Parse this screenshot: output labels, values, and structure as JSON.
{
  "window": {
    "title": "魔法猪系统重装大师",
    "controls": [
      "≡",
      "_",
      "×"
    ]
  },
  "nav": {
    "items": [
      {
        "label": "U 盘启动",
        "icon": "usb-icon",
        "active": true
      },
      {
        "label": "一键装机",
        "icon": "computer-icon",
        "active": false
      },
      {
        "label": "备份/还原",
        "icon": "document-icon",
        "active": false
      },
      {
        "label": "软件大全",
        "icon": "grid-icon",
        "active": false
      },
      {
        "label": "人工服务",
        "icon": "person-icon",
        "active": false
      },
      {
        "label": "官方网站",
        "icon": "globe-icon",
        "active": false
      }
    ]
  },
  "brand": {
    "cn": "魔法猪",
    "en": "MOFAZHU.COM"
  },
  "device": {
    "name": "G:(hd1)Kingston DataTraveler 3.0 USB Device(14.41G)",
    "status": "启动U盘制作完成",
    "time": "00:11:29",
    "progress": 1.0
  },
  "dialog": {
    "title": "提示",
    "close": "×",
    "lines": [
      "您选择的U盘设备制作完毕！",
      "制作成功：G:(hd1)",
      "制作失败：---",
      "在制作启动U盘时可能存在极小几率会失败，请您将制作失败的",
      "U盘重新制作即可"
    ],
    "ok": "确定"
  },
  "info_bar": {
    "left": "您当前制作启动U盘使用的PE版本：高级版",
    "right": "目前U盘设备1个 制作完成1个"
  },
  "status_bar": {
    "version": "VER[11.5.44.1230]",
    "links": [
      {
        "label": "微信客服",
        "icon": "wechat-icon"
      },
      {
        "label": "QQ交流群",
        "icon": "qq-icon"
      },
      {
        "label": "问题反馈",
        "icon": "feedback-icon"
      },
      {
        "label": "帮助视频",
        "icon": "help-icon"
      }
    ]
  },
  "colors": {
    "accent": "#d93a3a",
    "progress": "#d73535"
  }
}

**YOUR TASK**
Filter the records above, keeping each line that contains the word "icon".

**EXERCISE SOLUTION**
        "icon": "usb-icon",
        "icon": "computer-icon",
        "icon": "document-icon",
        "icon": "grid-icon",
        "icon": "person-icon",
        "icon": "globe-icon",
        "icon": "wechat-icon"
        "icon": "qq-icon"
        "icon": "feedback-icon"
        "icon": "help-icon"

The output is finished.